Tuesday, March 22
Invited Speaker : Michael Spector, Univ. of North Texas, USA
Smart Learning Environments: Concepts and Issues
ABSTRACT: There are two new journals in our field that involve the emerging notion of smart educational technologies. Earlier this year, the Smart Learning Institute at Beijing Normal University sponsored the Smart Education Conference. Related efforts in recent years involving adaptive technologies and personalized learning are also noteworthy. Given such interest in this area, it seems reasonable to consider what constitutes a smart learning environment or a smart educational technology. It is then interesting to see what is being done, what issues are emerging, and what successes in this area are likely to occur in the next few years. Rather than engage in exaggerated claims and predict dramatic transformation of learning and instruction, the emphasis will be on the potential, as yet largely unrealized, and the challenges confronting significant and sustained progress.
BIOGRAPHY: Michael Spector is Professor and Former Chair of Learning Technologies at the University of North Texas. He was previously Professor of Educational Psychology and Instructional Technology at the University of Georgia. Prior to that, he was Associate Director of the Learning Systems Institute and Professor of Instructional Systems at Florida State University. He served as Chair of Instructional Design, Development and Evaluation at Syracuse University and was Director of the Educational Information Science and Technology Research Program at the University of Bergen in Norway.

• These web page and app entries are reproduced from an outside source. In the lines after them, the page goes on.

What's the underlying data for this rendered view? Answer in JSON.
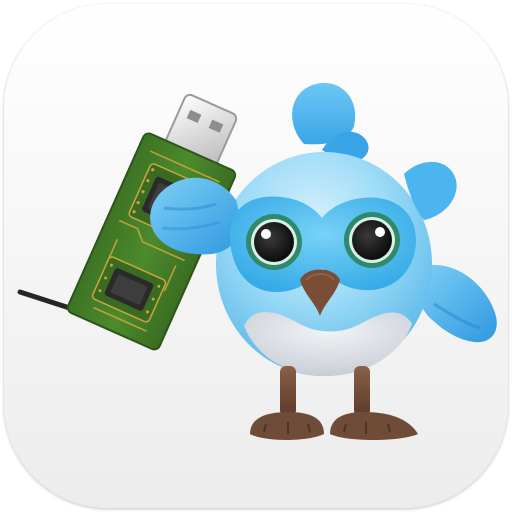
{
  "app_icon": {
    "name": "bird-mascot-with-usb-dongle",
    "colors": {
      "background_top": "#ffffff",
      "background_bottom": "#ececec",
      "board_green": "#4c8a2c",
      "board_dark": "#335f1c",
      "gold_trace": "#c9a63a",
      "usb_metal": "#e8e8e8",
      "antenna": "#2a2a2a",
      "feather_light": "#9fdcf7",
      "feather_blue": "#4cb4ee",
      "wing_blue": "#38a6ea",
      "face_mask": "#52c0ef",
      "eye_ring": "#2f8a6b",
      "belly": "#dcdfe6",
      "beak": "#7a4e35",
      "legs": "#6e4c38"
    }
  }
}
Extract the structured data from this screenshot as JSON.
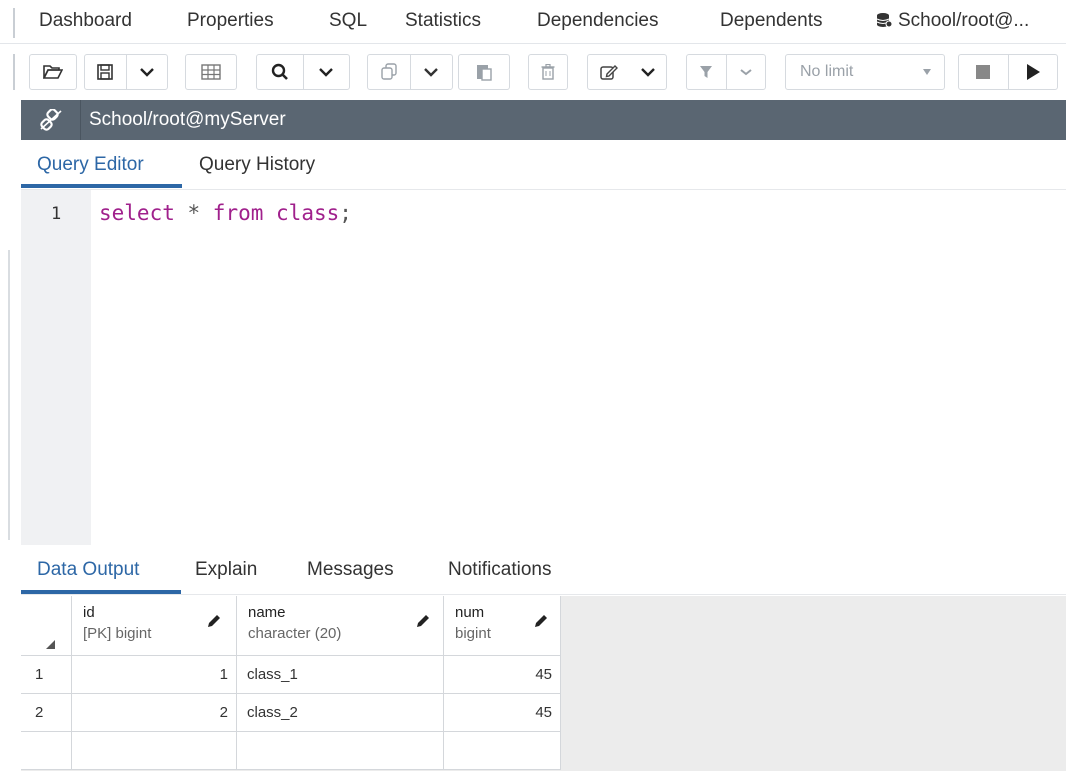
{
  "top_tabs": [
    "Dashboard",
    "Properties",
    "SQL",
    "Statistics",
    "Dependencies",
    "Dependents",
    "School/root@..."
  ],
  "toolbar": {
    "limit_value": "No limit"
  },
  "connection": {
    "label": "School/root@myServer"
  },
  "editor_tabs": [
    "Query Editor",
    "Query History"
  ],
  "editor": {
    "line_number": "1",
    "code_tokens": [
      "select",
      " * ",
      "from",
      " ",
      "class",
      ";"
    ]
  },
  "output_tabs": [
    "Data Output",
    "Explain",
    "Messages",
    "Notifications"
  ],
  "grid": {
    "columns": [
      {
        "name": "id",
        "type": "[PK] bigint"
      },
      {
        "name": "name",
        "type": "character (20)"
      },
      {
        "name": "num",
        "type": "bigint"
      }
    ],
    "rows": [
      {
        "row": "1",
        "id": "1",
        "name": "class_1",
        "num": "45"
      },
      {
        "row": "2",
        "id": "2",
        "name": "class_2",
        "num": "45"
      }
    ]
  },
  "colors": {
    "accent": "#2d67a6",
    "connbar": "#5a6672",
    "keyword": "#a0208c"
  }
}
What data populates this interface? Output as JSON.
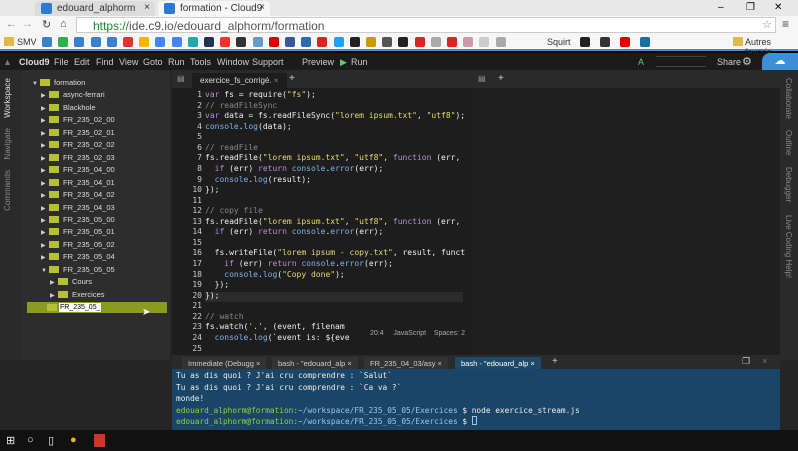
{
  "browser": {
    "tabs": [
      {
        "label": "edouard_alphorm",
        "active": false
      },
      {
        "label": "formation - Cloud9",
        "active": true
      }
    ],
    "url_scheme": "https://",
    "url_rest": "ide.c9.io/edouard_alphorm/formation",
    "bookmarks": {
      "first": "SMV",
      "squirt": "Squirt",
      "other": "Autres favoris"
    },
    "window_controls": [
      "–",
      "❐",
      "✕"
    ]
  },
  "ide": {
    "menu": [
      "Cloud9",
      "File",
      "Edit",
      "Find",
      "View",
      "Goto",
      "Run",
      "Tools",
      "Window",
      "Support"
    ],
    "preview": "Preview",
    "run": "Run",
    "share": "Share",
    "left_tabs": [
      "Workspace",
      "Navigate",
      "Commands"
    ],
    "right_tabs": [
      "Collaborate",
      "Outline",
      "Debugger",
      "Live Coding Help!"
    ],
    "tree": [
      {
        "label": "formation",
        "level": 0,
        "open": true
      },
      {
        "label": "async-ferrari",
        "level": 1
      },
      {
        "label": "Blackhole",
        "level": 1
      },
      {
        "label": "FR_235_02_00",
        "level": 1
      },
      {
        "label": "FR_235_02_01",
        "level": 1
      },
      {
        "label": "FR_235_02_02",
        "level": 1
      },
      {
        "label": "FR_235_02_03",
        "level": 1
      },
      {
        "label": "FR_235_04_00",
        "level": 1
      },
      {
        "label": "FR_235_04_01",
        "level": 1
      },
      {
        "label": "FR_235_04_02",
        "level": 1
      },
      {
        "label": "FR_235_04_03",
        "level": 1
      },
      {
        "label": "FR_235_05_00",
        "level": 1
      },
      {
        "label": "FR_235_05_01",
        "level": 1
      },
      {
        "label": "FR_235_05_02",
        "level": 1
      },
      {
        "label": "FR_235_05_04",
        "level": 1
      },
      {
        "label": "FR_235_05_05",
        "level": 1,
        "open": true
      },
      {
        "label": "Cours",
        "level": 2
      },
      {
        "label": "Exercices",
        "level": 2
      }
    ],
    "rename_input": "FR_235_05_",
    "editor_tab": "exercice_fs_corrigé.",
    "code": [
      "var fs = require(\"fs\");",
      "// readFileSync",
      "var data = fs.readFileSync(\"lorem ipsum.txt\", \"utf8\");",
      "console.log(data);",
      "",
      "// readFile",
      "fs.readFile(\"lorem ipsum.txt\", \"utf8\", function (err,",
      "  if (err) return console.error(err);",
      "  console.log(result);",
      "});",
      "",
      "// copy file",
      "fs.readFile(\"lorem ipsum.txt\", \"utf8\", function (err,",
      "  if (err) return console.error(err);",
      "",
      "  fs.writeFile(\"lorem ipsum - copy.txt\", result, funct",
      "    if (err) return console.error(err);",
      "    console.log(\"Copy done\");",
      "  });",
      "});",
      "",
      "// watch",
      "fs.watch('.', (event, filenam",
      "  console.log(`event is: ${eve"
    ],
    "status": {
      "pos": "20:4",
      "lang": "JavaScript",
      "spaces": "Spaces: 2"
    },
    "bottom_tabs": [
      "Immediate (Debugg",
      "bash - \"edouard_alp",
      "FR_235_04_03/asy",
      "bash - \"edouard_alp"
    ],
    "terminal": {
      "lines": [
        "Tu as dis quoi ? J'ai cru comprendre : `Salut`",
        "Tu as dis quoi ? J'ai cru comprendre : `Ca va ?`",
        "monde!"
      ],
      "prompts": [
        {
          "user": "edouard_alphorm@formation",
          "path": ":~/workspace/FR_235_05_05/Exercices",
          "cmd": " $ node exercice_stream.js"
        },
        {
          "user": "edouard_alphorm@formation",
          "path": ":~/workspace/FR_235_05_05/Exercices",
          "cmd": " $ "
        }
      ]
    }
  },
  "colors": {
    "accent": "#3f8fd8",
    "folder": "#b6c034",
    "terminal_bg": "#1a4566"
  }
}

He earned a Ph.D. in Philosophy from The University of Texas at Austin. His research focuses on intelligent support for instructional design, assessing learning in complex domains, and technology integration in education. Dr. Spector served on the International Board of Standards for Training, Performance and Instruction (ibstpi) as Executive Vice President; he is a Past President of the Association for Educational and Communications Technology as well as a Past Chair of the Technology, Instruction, Cognition and Learning Special Interest Group of AERA. He is editor of Educational Technology Research & Development and serves on numerous other editorial boards. He edited the third and fourth editions of the Handbook of Research on Educational Communications and Technology, as well as The SAGE Encyclopedia of Educational Technology.